[TASK STATEMENT] Restate the data below word for word. Skip any images it contains.

[ENTRIES PROVIDED]
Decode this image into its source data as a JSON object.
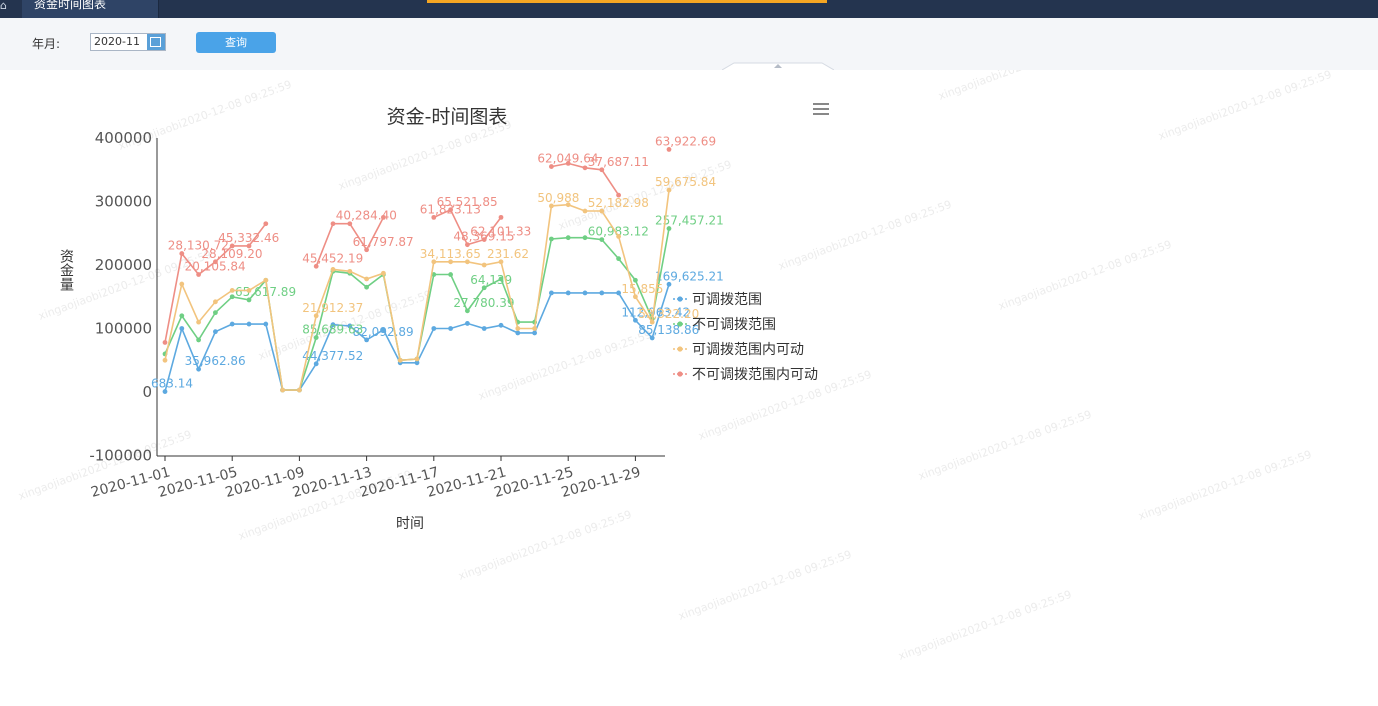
{
  "header": {
    "tab_title": "资金时间图表"
  },
  "filter": {
    "year_month_label": "年月:",
    "date_value": "2020-11",
    "query_button": "查询"
  },
  "watermark": "xingaojiaobi2020-12-08 09:25:59",
  "chart_data": {
    "type": "line",
    "title": "资金-时间图表",
    "xlabel": "时间",
    "ylabel": "资金量",
    "ylim": [
      -100000,
      400000
    ],
    "y_ticks": [
      "400000",
      "300000",
      "200000",
      "100000",
      "0",
      "-100000"
    ],
    "x_tick_labels": [
      "2020-11-01",
      "2020-11-05",
      "2020-11-09",
      "2020-11-13",
      "2020-11-17",
      "2020-11-21",
      "2020-11-25",
      "2020-11-29"
    ],
    "x": [
      "2020-11-01",
      "2020-11-02",
      "2020-11-03",
      "2020-11-04",
      "2020-11-05",
      "2020-11-06",
      "2020-11-07",
      "2020-11-08",
      "2020-11-09",
      "2020-11-10",
      "2020-11-11",
      "2020-11-12",
      "2020-11-13",
      "2020-11-14",
      "2020-11-15",
      "2020-11-16",
      "2020-11-17",
      "2020-11-18",
      "2020-11-19",
      "2020-11-20",
      "2020-11-21",
      "2020-11-22",
      "2020-11-23",
      "2020-11-24",
      "2020-11-25",
      "2020-11-26",
      "2020-11-27",
      "2020-11-28",
      "2020-11-29",
      "2020-11-30",
      "2020-12-01"
    ],
    "legend_position": "right",
    "grid": false,
    "series": [
      {
        "name": "可调拨范围",
        "color": "#5da9e0",
        "values": [
          683.14,
          100000,
          35962.86,
          95000,
          107000,
          107000,
          107000,
          3000,
          3000,
          44377.52,
          106000,
          104000,
          82092.89,
          98000,
          46000,
          46000,
          100000,
          100000,
          108000,
          100000,
          105000,
          93000,
          93000,
          156000,
          156000,
          156000,
          156000,
          156000,
          112963.42,
          85138.86,
          169625.21
        ],
        "labels": [
          "683.14",
          "",
          "35,962.86",
          "",
          "",
          "",
          "",
          "",
          "",
          "44,377.52",
          "",
          "",
          "82,092.89",
          "",
          "",
          "",
          "",
          "",
          "",
          "",
          "",
          "",
          "",
          "",
          "",
          "",
          "",
          "",
          "112,963.42",
          "85,138.86",
          "169,625.21"
        ]
      },
      {
        "name": "不可调拨范围",
        "color": "#6fcf84",
        "values": [
          60000,
          120000,
          82000,
          125000,
          150000,
          145000,
          176000,
          3000,
          3000,
          85689.63,
          190000,
          187000,
          165000,
          185000,
          50000,
          52000,
          185000,
          185000,
          127780.39,
          164139,
          178000,
          110000,
          110000,
          241000,
          243000,
          243000,
          240000,
          210000,
          176000,
          115000,
          257457.21
        ],
        "labels": [
          "",
          "",
          "",
          "",
          "",
          "65,617.89",
          "",
          "",
          "",
          "85,689.63",
          "",
          "",
          "",
          "",
          "",
          "",
          "",
          "",
          "27,780.39",
          "64,139",
          "",
          "",
          "",
          "",
          "",
          "",
          "60,983.12",
          "",
          "",
          "",
          "257,457.21"
        ]
      },
      {
        "name": "可调拨范围内可动",
        "color": "#f2c47e",
        "values": [
          50000,
          170000,
          110000,
          142000,
          160000,
          160000,
          176000,
          3000,
          3000,
          120000,
          193000,
          190000,
          178000,
          187000,
          50000,
          52000,
          205000,
          205000,
          205000,
          200000,
          205000,
          100000,
          100000,
          293000,
          295000,
          285000,
          285000,
          245000,
          150000,
          110000,
          318000
        ],
        "labels": [
          "",
          "",
          "",
          "",
          "",
          "",
          "",
          "",
          "",
          "21,912.37",
          "",
          "",
          "",
          "",
          "",
          "",
          "34,113.65",
          "",
          "",
          "",
          "231.62",
          "",
          "",
          "50,988",
          "",
          "",
          "52,182.98",
          "",
          "15,855",
          "53,322.20",
          "59,675.84"
        ]
      },
      {
        "name": "不可调拨范围内可动",
        "color": "#ee8e85",
        "values": [
          78000,
          218000,
          185000,
          205000,
          230000,
          230000,
          265000,
          null,
          null,
          198000,
          265000,
          265000,
          224000,
          275000,
          null,
          null,
          275000,
          287000,
          232000,
          240000,
          275000,
          null,
          null,
          355000,
          360000,
          353000,
          350000,
          310000,
          null,
          null,
          382000
        ],
        "labels": [
          "",
          "28,130.72",
          "20,105.84",
          "28,109.20",
          "45,332.46",
          "",
          "",
          "",
          "",
          "45,452.19",
          "",
          "40,284.40",
          "61,797.87",
          "",
          "",
          "",
          "61,823.13",
          "65,521.85",
          "48,369.15",
          "62,101.33",
          "",
          "",
          "",
          "62,049.64",
          "",
          "",
          "37,687.11",
          "",
          "",
          "",
          "63,922.69"
        ]
      }
    ]
  }
}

[FINISHED TASK]
Decode this image into its source data as a JSON object.
{
  "header": {
    "tab_title": "资金时间图表"
  },
  "filter": {
    "year_month_label": "年月:",
    "date_value": "2020-11",
    "query_button": "查询"
  },
  "watermark": "xingaojiaobi2020-12-08 09:25:59",
  "chart_data": {
    "type": "line",
    "title": "资金-时间图表",
    "xlabel": "时间",
    "ylabel": "资金量",
    "ylim": [
      -100000,
      400000
    ],
    "y_ticks": [
      "400000",
      "300000",
      "200000",
      "100000",
      "0",
      "-100000"
    ],
    "x_tick_labels": [
      "2020-11-01",
      "2020-11-05",
      "2020-11-09",
      "2020-11-13",
      "2020-11-17",
      "2020-11-21",
      "2020-11-25",
      "2020-11-29"
    ],
    "x": [
      "2020-11-01",
      "2020-11-02",
      "2020-11-03",
      "2020-11-04",
      "2020-11-05",
      "2020-11-06",
      "2020-11-07",
      "2020-11-08",
      "2020-11-09",
      "2020-11-10",
      "2020-11-11",
      "2020-11-12",
      "2020-11-13",
      "2020-11-14",
      "2020-11-15",
      "2020-11-16",
      "2020-11-17",
      "2020-11-18",
      "2020-11-19",
      "2020-11-20",
      "2020-11-21",
      "2020-11-22",
      "2020-11-23",
      "2020-11-24",
      "2020-11-25",
      "2020-11-26",
      "2020-11-27",
      "2020-11-28",
      "2020-11-29",
      "2020-11-30",
      "2020-12-01"
    ],
    "legend_position": "right",
    "grid": false,
    "series": [
      {
        "name": "可调拨范围",
        "color": "#5da9e0",
        "values": [
          683.14,
          100000,
          35962.86,
          95000,
          107000,
          107000,
          107000,
          3000,
          3000,
          44377.52,
          106000,
          104000,
          82092.89,
          98000,
          46000,
          46000,
          100000,
          100000,
          108000,
          100000,
          105000,
          93000,
          93000,
          156000,
          156000,
          156000,
          156000,
          156000,
          112963.42,
          85138.86,
          169625.21
        ],
        "labels": [
          "683.14",
          "",
          "35,962.86",
          "",
          "",
          "",
          "",
          "",
          "",
          "44,377.52",
          "",
          "",
          "82,092.89",
          "",
          "",
          "",
          "",
          "",
          "",
          "",
          "",
          "",
          "",
          "",
          "",
          "",
          "",
          "",
          "112,963.42",
          "85,138.86",
          "169,625.21"
        ]
      },
      {
        "name": "不可调拨范围",
        "color": "#6fcf84",
        "values": [
          60000,
          120000,
          82000,
          125000,
          150000,
          145000,
          176000,
          3000,
          3000,
          85689.63,
          190000,
          187000,
          165000,
          185000,
          50000,
          52000,
          185000,
          185000,
          127780.39,
          164139,
          178000,
          110000,
          110000,
          241000,
          243000,
          243000,
          240000,
          210000,
          176000,
          115000,
          257457.21
        ],
        "labels": [
          "",
          "",
          "",
          "",
          "",
          "65,617.89",
          "",
          "",
          "",
          "85,689.63",
          "",
          "",
          "",
          "",
          "",
          "",
          "",
          "",
          "27,780.39",
          "64,139",
          "",
          "",
          "",
          "",
          "",
          "",
          "60,983.12",
          "",
          "",
          "",
          "257,457.21"
        ]
      },
      {
        "name": "可调拨范围内可动",
        "color": "#f2c47e",
        "values": [
          50000,
          170000,
          110000,
          142000,
          160000,
          160000,
          176000,
          3000,
          3000,
          120000,
          193000,
          190000,
          178000,
          187000,
          50000,
          52000,
          205000,
          205000,
          205000,
          200000,
          205000,
          100000,
          100000,
          293000,
          295000,
          285000,
          285000,
          245000,
          150000,
          110000,
          318000
        ],
        "labels": [
          "",
          "",
          "",
          "",
          "",
          "",
          "",
          "",
          "",
          "21,912.37",
          "",
          "",
          "",
          "",
          "",
          "",
          "34,113.65",
          "",
          "",
          "",
          "231.62",
          "",
          "",
          "50,988",
          "",
          "",
          "52,182.98",
          "",
          "15,855",
          "53,322.20",
          "59,675.84"
        ]
      },
      {
        "name": "不可调拨范围内可动",
        "color": "#ee8e85",
        "values": [
          78000,
          218000,
          185000,
          205000,
          230000,
          230000,
          265000,
          null,
          null,
          198000,
          265000,
          265000,
          224000,
          275000,
          null,
          null,
          275000,
          287000,
          232000,
          240000,
          275000,
          null,
          null,
          355000,
          360000,
          353000,
          350000,
          310000,
          null,
          null,
          382000
        ],
        "labels": [
          "",
          "28,130.72",
          "20,105.84",
          "28,109.20",
          "45,332.46",
          "",
          "",
          "",
          "",
          "45,452.19",
          "",
          "40,284.40",
          "61,797.87",
          "",
          "",
          "",
          "61,823.13",
          "65,521.85",
          "48,369.15",
          "62,101.33",
          "",
          "",
          "",
          "62,049.64",
          "",
          "",
          "37,687.11",
          "",
          "",
          "",
          "63,922.69"
        ]
      }
    ]
  }
}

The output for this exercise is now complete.